"Joyland" Book Review
Written by Steve Pattee
Published by Titan Books
Written by Stephen King
2013, 283 pages, Fiction
Released on June 4th, 2013
Like millions of other horror fans who love to read, I was introduced to Stephen King's work at a young age. I am part of the pre-Goosebumps generation, so as a kid, books that were aimed at my age group to scare and terrify were few and far between. Fortunately for me, I had a mother that not only was a big fan of horror and a voracious reader, she was also a kickass parent. Rather than shelter me from all the awesome that books had to offer, she embraced my love for the written word. When I went to her with her battered copy of Carrie in my hand at a pretty young age, begging to read it, instead of declining my request she simply said, "Let me read it again to make sure it's not too bad." About a week later, I was given the green light. I couldn't give you an exact age, but it was 5th or 6th grade, so I know I was no older than 12. God bless her.
After that, I devoured everything King. Cujo, Christine, Firestarter...whatever my mom had on her shelf, I ate up, and she had a lot.

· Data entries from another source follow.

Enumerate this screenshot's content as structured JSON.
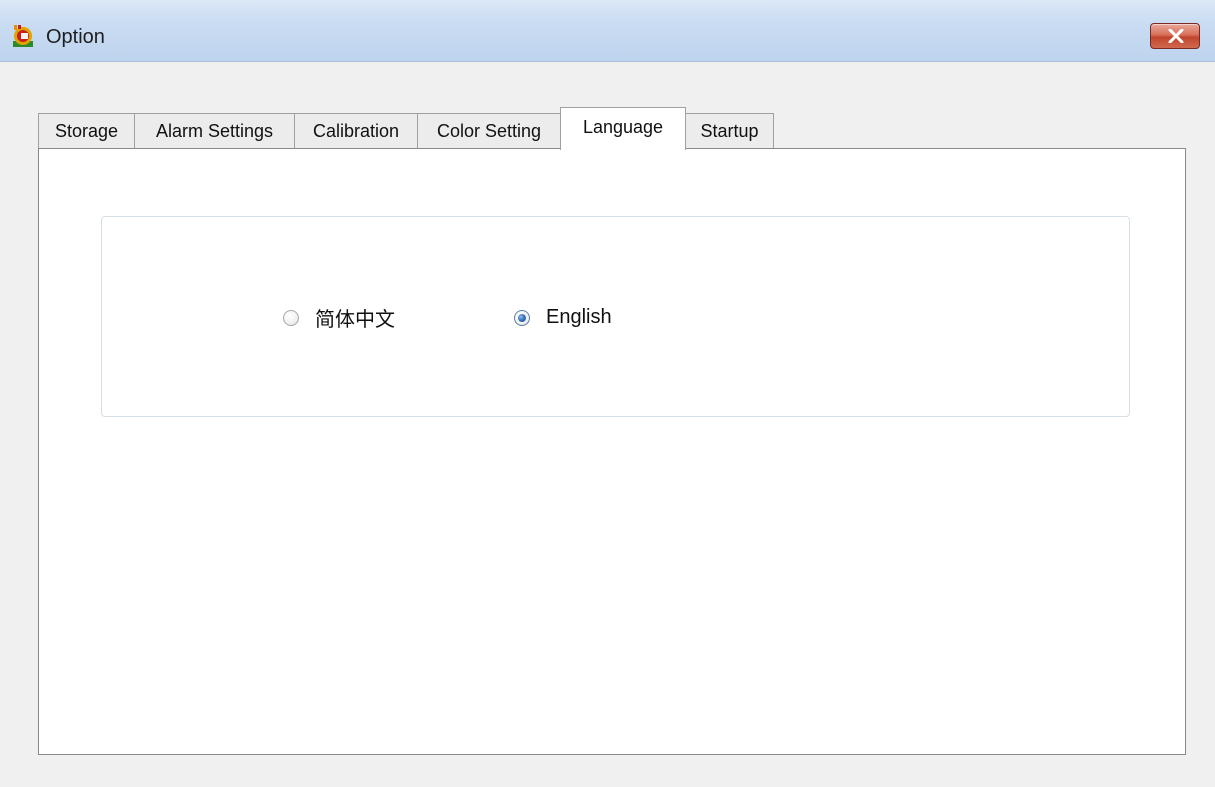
{
  "window": {
    "title": "Option",
    "icon": "app-logo-icon",
    "close_icon": "close-icon"
  },
  "tabs": [
    {
      "label": "Storage",
      "active": false
    },
    {
      "label": "Alarm Settings",
      "active": false
    },
    {
      "label": "Calibration",
      "active": false
    },
    {
      "label": "Color Setting",
      "active": false
    },
    {
      "label": "Language",
      "active": true
    },
    {
      "label": "Startup",
      "active": false
    }
  ],
  "language": {
    "options": [
      {
        "label": "简体中文",
        "selected": false
      },
      {
        "label": "English",
        "selected": true
      }
    ]
  },
  "colors": {
    "titlebar": "#c9dcf2",
    "close_button": "#c1442c",
    "panel": "#ffffff",
    "window": "#f0f0f0"
  }
}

Some I didn't really appreciate until I was older ('Salems Lot, The Shining, Danse Macabre), but others still remain my top books – of any genre – of all time (The Stand, IT). But something happened after Misery. My love affair with the master of horror started dwindling. His output was still solid – a book or two a year – but the quality wasn't there. Novels like Rose Madder, Bag of Bones, Hearts in Atlantis and even more recent ones like Cell and From a Buick 8 (which, face it, is just a remake of Christine), while good, just seemed to be missing that magic that I grew up with.
In 2005, King's The Colorado Kid was released as part of Charles Ardai's Hard Case Crime collection. For those unfamiliar with it, Hard Case Crime is a series of books in the vein of the pulp novels of the '50s and '60s with a hardboiled/noir style. While I don't remember the reviews The Colorado Kid received, I do remember I thought it was ho-hum (and I certainly felt it never belonged in the Hard Case Crime collection, although I will never fault Ardai for publishing it under that umbrella... King sells). So when it was announced that Joyland was coming out under the same banner, I had mixed emotions. It's been so long since I've read any of his work that's wowed me, but at the same time it was going to be part of one of my favorite series of books. Maybe this time things would be different. And by God they were.
Joyland sees the reappearance of Stephen King of yore. Taking place in North Carolina during the '70s, the book follows Devin Jones, a heart-broken college kid who takes a summer job at the titular amusement park. There he meets a mix of carnies, including a psychic who may or may not be for real, and he is told of a gruesome murder that happened in the park's house of horrors many years prior to his arrival. Devin becomes a little fascinated with the victim, even more so when the rumor is she still haunts the place where she was killed.
It wouldn't be a Stephen King novel without at least a little supernatural, and it wouldn't be a Hard Case Crime novel without at least a little spilt blood. It has some of each but not a lot of both. Instead Joyland is a return to form of what King does best (next to his scaring the hell out of you with most of his work pre-The Tommyknockers): the brilliant coming-of-age novel. My favorite works of King are those that have this as its theme: It, The Body (also known as Stand by Me in its movie form), Christine...I could go on. And like Stand by Me, the book is narrated by a much older main character, which in itself lends a credibility to Devin, as he's looking at something from his past with wiser eyes (so to speak) making the story more believable and honest. King's folksy way of spinning a yarn pulls you right in from page one, and each subsequent page only gets better.
As I mentioned, the story only touches lightly on the supernatural (although someone with the "shine" does play a major role) and there's virtually no hardboiled aspect, but it does extremely well as a dark mystery. Where Joyland really stands out, though, is both the characters and King's coming back to good old-fashioned storytelling. Its main players are very memorable and you have feelings – be they good or bad – for each one. There are moments of both true joy and heartbreaking sorrow found throughout its pages, as well as few scenes of unsettling darkness.
Like The Colorado Kid, Joyland is neither hardboiled nor noir enough to really fit in the Hard Case Crime collection. It doesn't have that crackerjack beat of the other novels in the series, nor are there any dames or private dicks to be found. I can't fault its release in the series though, because if that draws more attention to this wonderful banner, all the better. However, Joyland is a most welcome return of the Stephen King I grew up with; the majestic storyteller who can take me on a journey into another world that's a bit like this one but with just a little more magic. It's not all horror, it's not all mystery, but it is all good.